My name is Andy and I'm a Physicist.

By Andy O'Connell

Steam engine with flywheel, and 1950s children's roundabout

My name is Andy and I'm a Physicist. Confession over. Well, I was. In what now seems like a former life, I read Physics at Teddy Hall (Oxford) and then did a DPhil thesis in something that I now struggle to even understand the title of!

One of the prophetic images I've been carrying for the student ministry at OCC, is that of a flywheel. I mentioned this recently, and someone (maybe a humanities student?!) said 'What is a flywheel?', so I thought I needed to explain what I saw and what I think God is saying.

First, why do I believe God is speaking through a flywheel? I believe I'm in good company here. In an agrarian economy around 600BC, God spoke to Jeremiah, showing him an almond branch and asking him what he saw. The Hebrew word for almond sounds like the word for watching. Also the almond tree was known to be the first to blossom each season. From this play on words combined with biological fact, God encouraged the prophet that he, God, was awake and watching over his people. We sometimes refer to this process as 'I saw. God said.' God speaks through our culture - through images and words that we understand.

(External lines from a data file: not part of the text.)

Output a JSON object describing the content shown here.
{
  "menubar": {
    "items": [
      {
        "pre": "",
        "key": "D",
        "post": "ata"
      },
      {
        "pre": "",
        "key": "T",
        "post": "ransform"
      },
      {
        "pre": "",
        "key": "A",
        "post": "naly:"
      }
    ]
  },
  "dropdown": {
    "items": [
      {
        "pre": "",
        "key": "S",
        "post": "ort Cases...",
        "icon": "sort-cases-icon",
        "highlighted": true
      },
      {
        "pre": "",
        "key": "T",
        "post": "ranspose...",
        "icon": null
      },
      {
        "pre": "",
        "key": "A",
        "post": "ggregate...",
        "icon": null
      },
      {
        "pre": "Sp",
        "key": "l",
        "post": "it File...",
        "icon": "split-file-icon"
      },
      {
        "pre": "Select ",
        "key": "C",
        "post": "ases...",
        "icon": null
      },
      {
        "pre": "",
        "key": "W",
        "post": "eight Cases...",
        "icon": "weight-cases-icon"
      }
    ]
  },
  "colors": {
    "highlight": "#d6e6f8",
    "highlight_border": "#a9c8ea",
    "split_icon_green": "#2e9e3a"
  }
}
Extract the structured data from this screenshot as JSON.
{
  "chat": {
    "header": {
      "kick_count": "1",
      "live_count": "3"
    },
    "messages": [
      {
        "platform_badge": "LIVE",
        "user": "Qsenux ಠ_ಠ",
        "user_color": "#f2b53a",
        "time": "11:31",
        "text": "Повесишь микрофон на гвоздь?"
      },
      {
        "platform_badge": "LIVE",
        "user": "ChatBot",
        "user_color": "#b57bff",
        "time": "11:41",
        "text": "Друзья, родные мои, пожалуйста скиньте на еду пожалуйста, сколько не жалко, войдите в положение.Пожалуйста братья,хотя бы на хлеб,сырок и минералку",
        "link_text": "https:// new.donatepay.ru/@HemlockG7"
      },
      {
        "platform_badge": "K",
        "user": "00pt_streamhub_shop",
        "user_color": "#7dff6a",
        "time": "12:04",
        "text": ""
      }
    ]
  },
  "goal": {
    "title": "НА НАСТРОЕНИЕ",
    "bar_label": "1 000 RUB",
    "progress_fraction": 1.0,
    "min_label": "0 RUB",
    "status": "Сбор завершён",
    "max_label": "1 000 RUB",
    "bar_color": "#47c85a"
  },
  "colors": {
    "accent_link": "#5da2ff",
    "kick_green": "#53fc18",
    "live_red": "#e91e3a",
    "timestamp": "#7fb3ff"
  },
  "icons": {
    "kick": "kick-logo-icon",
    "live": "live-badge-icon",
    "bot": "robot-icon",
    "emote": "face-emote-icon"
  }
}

What is a flywheel? Engines, both ancient and modern, incorporate heavy metal wheels. Without them, engines would not deliver smooth power, due to their pistons firing only intermittently. This is most easily seen in an ancient steam engine, where a single piston can only push briefly in each cycle. Once up to speed, flywheels keep the engine running smoothly, overcoming this limitation. The flywheel helps things to keep moving smoothly. It provides momentum, stability and consistency, through energy storage.

A pedal bicycle does not have a heavy flywheel. Imagine going up a hill. It's only when your legs are pushing that much happens, and if you miss a push or two, there is a risk you will stop abruptly and fall off the bike! That is the fruit of not having a flywheel.

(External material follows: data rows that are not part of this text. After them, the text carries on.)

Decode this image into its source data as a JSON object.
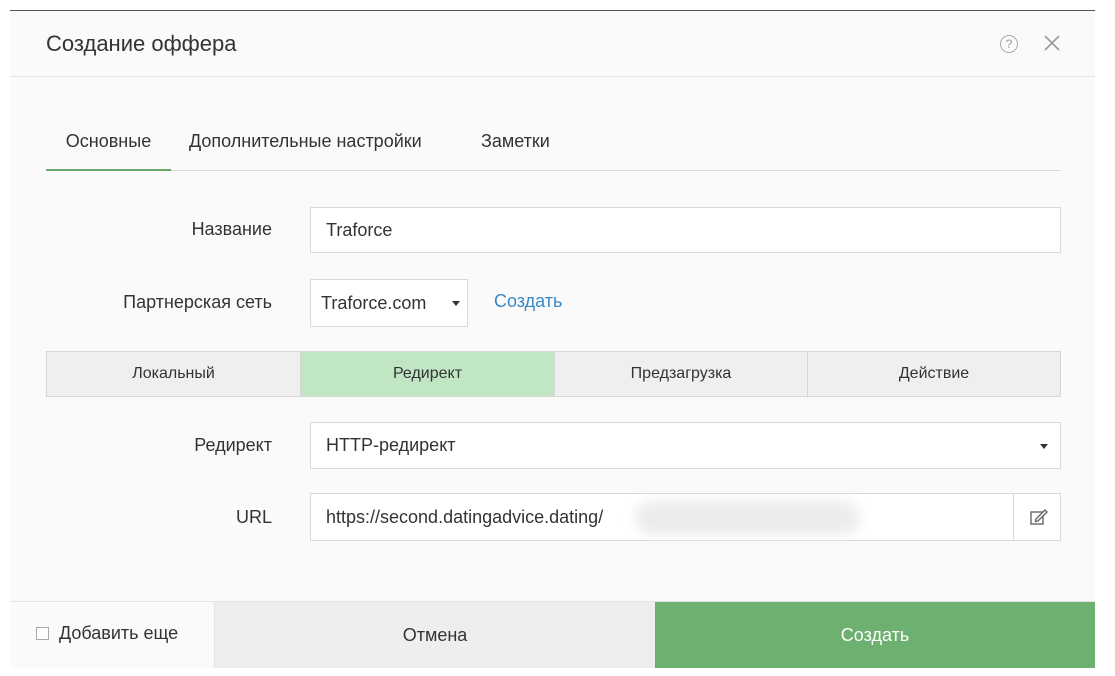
{
  "dialog": {
    "title": "Создание оффера",
    "help_icon": "question-circle-icon",
    "close_icon": "close-icon"
  },
  "tabs": [
    {
      "label": "Основные",
      "active": true
    },
    {
      "label": "Дополнительные настройки",
      "active": false
    },
    {
      "label": "Заметки",
      "active": false
    }
  ],
  "form": {
    "name_label": "Название",
    "name_value": "Traforce",
    "network_label": "Партнерская сеть",
    "network_value": "Traforce.com",
    "network_create_link": "Создать",
    "redirect_label": "Редирект",
    "redirect_value": "HTTP-редирект",
    "url_label": "URL",
    "url_value": "https://second.datingadvice.dating/"
  },
  "segments": [
    {
      "label": "Локальный",
      "active": false
    },
    {
      "label": "Редирект",
      "active": true
    },
    {
      "label": "Предзагрузка",
      "active": false
    },
    {
      "label": "Действие",
      "active": false
    }
  ],
  "footer": {
    "add_more_label": "Добавить еще",
    "add_more_checked": false,
    "cancel_label": "Отмена",
    "create_label": "Создать"
  },
  "colors": {
    "accent_green": "#6db06f",
    "segment_active": "#c0e6c3",
    "link_blue": "#3a88c5"
  }
}
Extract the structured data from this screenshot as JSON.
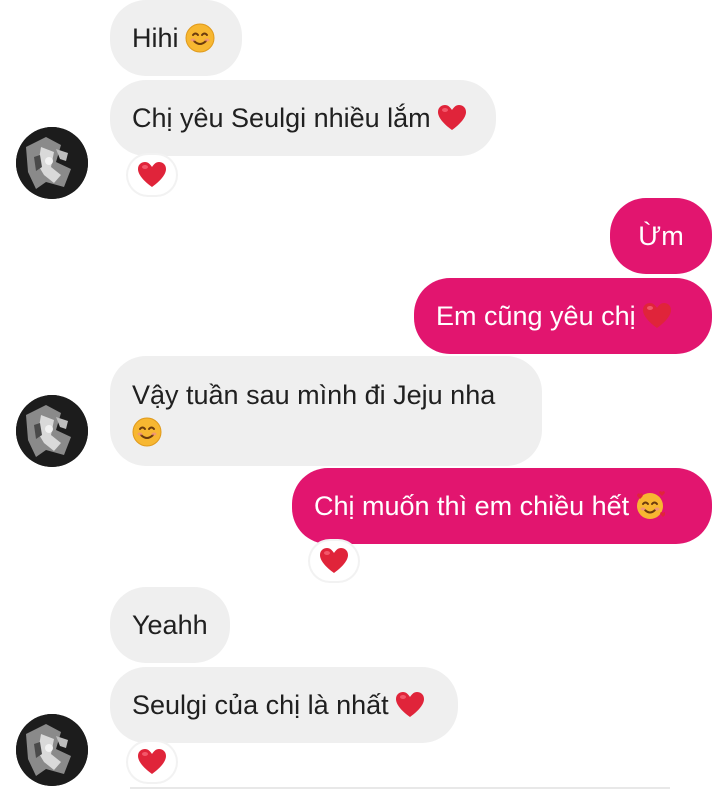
{
  "messages": [
    {
      "text": "Hihi",
      "emoji": "smiling-face-icon"
    },
    {
      "text": "Chị yêu Seulgi nhiều lắm",
      "emoji": "red-heart-icon"
    },
    {
      "text": "Ừm"
    },
    {
      "text": "Em cũng yêu chị",
      "emoji": "red-heart-icon"
    },
    {
      "text": "Vậy tuần sau mình đi Jeju nha",
      "emoji": "smiling-face-icon"
    },
    {
      "text": "Chị muốn thì em chiều hết",
      "emoji": "smiling-face-with-hearts-icon"
    },
    {
      "text": "Yeahh"
    },
    {
      "text": "Seulgi của chị là nhất",
      "emoji": "red-heart-icon"
    }
  ],
  "reactions": [
    "red-heart-icon",
    "red-heart-icon",
    "red-heart-icon"
  ],
  "colors": {
    "incoming_bubble": "#efefef",
    "outgoing_bubble": "#e2156f",
    "heart": "#e0243a",
    "emoji_yellow": "#f7b731"
  }
}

Some flywheels need a helping hand to get them going. A good example would be a playground roundabout. It's heavy and once rotating, it has significant angular momentum and is quite hard to stop. But conversely, it's quite hard to get it going in the first place. Children need to work as a team, pushing at the right time, in order for it to go faster.

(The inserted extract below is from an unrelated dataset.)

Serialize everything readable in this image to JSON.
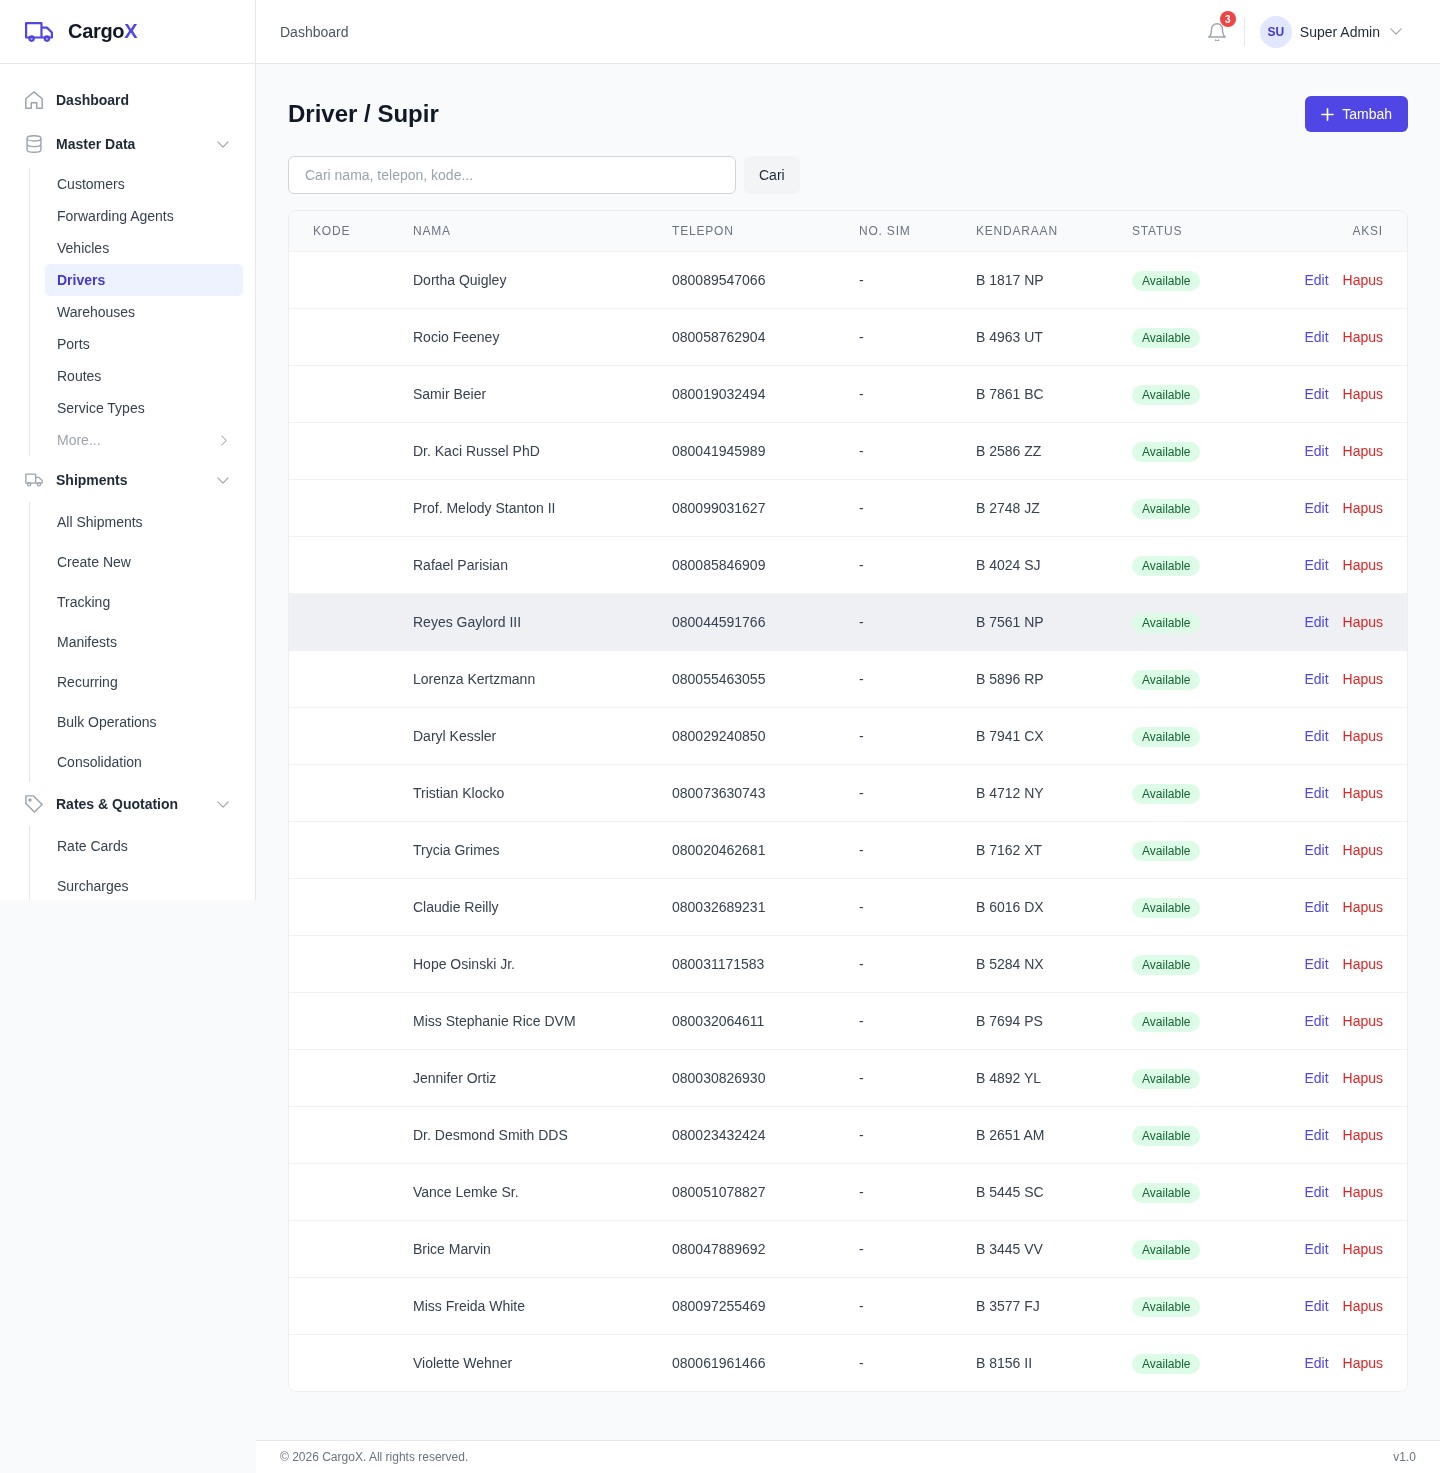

So what is God saying? I believe he wants the student ministry at OCC to have momentum, stability and consistency. God wants us to create something which gives momentum to the engine for a 'leadership pipeline', training and sending students into God's world, to see his Kingdom purposes worked out.

In this season, he wants an increase in the flywheel. Like the roundabout, he wants many of us to put our hands to the wheel, giving it a push to increased rotation, energy and momentum.

What does that mean? It's a call to prayer. It's a call to listen to God for what he's saying to us. It's a call to engage as team. It's a call to give ourselves with commitment.

Andy O'Connell